### Task to carry out
Look at every line below and count those containing "电脑很卡". Answer with the number only.

** Opening Information given block **

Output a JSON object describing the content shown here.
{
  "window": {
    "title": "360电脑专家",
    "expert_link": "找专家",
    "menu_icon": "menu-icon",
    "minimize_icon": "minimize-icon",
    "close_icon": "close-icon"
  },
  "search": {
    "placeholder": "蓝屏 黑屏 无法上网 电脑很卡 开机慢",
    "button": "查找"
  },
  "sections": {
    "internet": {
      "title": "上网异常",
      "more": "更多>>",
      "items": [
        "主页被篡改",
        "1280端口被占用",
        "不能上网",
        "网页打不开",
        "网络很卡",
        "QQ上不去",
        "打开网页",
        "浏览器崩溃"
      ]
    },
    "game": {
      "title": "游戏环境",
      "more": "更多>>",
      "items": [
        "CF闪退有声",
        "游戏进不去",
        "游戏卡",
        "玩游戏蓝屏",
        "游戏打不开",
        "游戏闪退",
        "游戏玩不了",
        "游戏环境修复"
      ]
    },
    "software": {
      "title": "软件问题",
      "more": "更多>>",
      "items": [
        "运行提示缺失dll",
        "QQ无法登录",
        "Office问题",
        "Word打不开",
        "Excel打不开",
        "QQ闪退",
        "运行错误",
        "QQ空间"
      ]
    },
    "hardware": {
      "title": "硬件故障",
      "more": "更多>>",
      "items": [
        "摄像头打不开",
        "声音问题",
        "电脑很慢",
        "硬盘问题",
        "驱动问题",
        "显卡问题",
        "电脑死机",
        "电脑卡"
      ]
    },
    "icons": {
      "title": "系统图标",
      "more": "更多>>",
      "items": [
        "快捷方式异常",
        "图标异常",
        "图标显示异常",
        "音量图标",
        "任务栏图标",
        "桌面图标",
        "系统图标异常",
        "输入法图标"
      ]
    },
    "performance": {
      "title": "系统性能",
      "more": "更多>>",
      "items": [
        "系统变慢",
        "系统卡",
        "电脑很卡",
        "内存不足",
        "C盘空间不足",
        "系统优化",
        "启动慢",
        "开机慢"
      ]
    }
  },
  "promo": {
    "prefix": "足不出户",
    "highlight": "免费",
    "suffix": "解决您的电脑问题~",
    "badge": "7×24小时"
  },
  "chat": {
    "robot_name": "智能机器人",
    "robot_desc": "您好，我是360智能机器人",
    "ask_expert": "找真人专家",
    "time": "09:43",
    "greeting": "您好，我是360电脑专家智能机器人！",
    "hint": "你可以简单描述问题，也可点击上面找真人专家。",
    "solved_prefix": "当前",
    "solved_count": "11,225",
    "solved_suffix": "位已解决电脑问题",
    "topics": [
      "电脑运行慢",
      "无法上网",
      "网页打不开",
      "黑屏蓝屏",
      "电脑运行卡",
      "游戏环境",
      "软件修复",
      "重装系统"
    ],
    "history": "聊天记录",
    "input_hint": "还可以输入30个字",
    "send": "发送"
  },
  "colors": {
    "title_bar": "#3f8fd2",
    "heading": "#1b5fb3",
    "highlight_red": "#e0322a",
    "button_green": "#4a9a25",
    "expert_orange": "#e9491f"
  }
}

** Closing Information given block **

### Problem solution
2